### Action item:
Retype each entry. Leave every word as it is.

[Information given — start]

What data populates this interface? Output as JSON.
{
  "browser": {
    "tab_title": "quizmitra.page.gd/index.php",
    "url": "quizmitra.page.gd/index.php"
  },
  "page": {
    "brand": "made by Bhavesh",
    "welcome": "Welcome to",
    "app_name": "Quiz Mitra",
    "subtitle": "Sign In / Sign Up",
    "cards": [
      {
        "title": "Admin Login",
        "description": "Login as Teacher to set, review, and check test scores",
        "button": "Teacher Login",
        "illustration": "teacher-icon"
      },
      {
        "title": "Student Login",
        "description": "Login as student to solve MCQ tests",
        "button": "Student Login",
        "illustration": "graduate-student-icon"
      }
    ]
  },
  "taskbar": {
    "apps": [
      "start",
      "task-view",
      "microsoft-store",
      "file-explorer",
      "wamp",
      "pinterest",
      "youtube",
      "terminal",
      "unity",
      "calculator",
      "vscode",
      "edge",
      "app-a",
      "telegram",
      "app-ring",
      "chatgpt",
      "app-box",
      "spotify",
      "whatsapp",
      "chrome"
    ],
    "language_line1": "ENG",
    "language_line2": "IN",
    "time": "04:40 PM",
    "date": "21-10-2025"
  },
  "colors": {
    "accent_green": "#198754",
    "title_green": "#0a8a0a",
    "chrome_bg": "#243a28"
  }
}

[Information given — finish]

### Exercise answer:
What data populates this interface? Output as JSON.
{
  "browser": {
    "tab_title": "quizmitra.page.gd/index.php",
    "url": "quizmitra.page.gd/index.php"
  },
  "page": {
    "brand": "made by Bhavesh",
    "welcome": "Welcome to",
    "app_name": "Quiz Mitra",
    "subtitle": "Sign In / Sign Up",
    "cards": [
      {
        "title": "Admin Login",
        "description": "Login as Teacher to set, review, and check test scores",
        "button": "Teacher Login",
        "illustration": "teacher-icon"
      },
      {
        "title": "Student Login",
        "description": "Login as student to solve MCQ tests",
        "button": "Student Login",
        "illustration": "graduate-student-icon"
      }
    ]
  },
  "taskbar": {
    "apps": [
      "start",
      "task-view",
      "microsoft-store",
      "file-explorer",
      "wamp",
      "pinterest",
      "youtube",
      "terminal",
      "unity",
      "calculator",
      "vscode",
      "edge",
      "app-a",
      "telegram",
      "app-ring",
      "chatgpt",
      "app-box",
      "spotify",
      "whatsapp",
      "chrome"
    ],
    "language_line1": "ENG",
    "language_line2": "IN",
    "time": "04:40 PM",
    "date": "21-10-2025"
  },
  "colors": {
    "accent_green": "#198754",
    "title_green": "#0a8a0a",
    "chrome_bg": "#243a28"
  }
}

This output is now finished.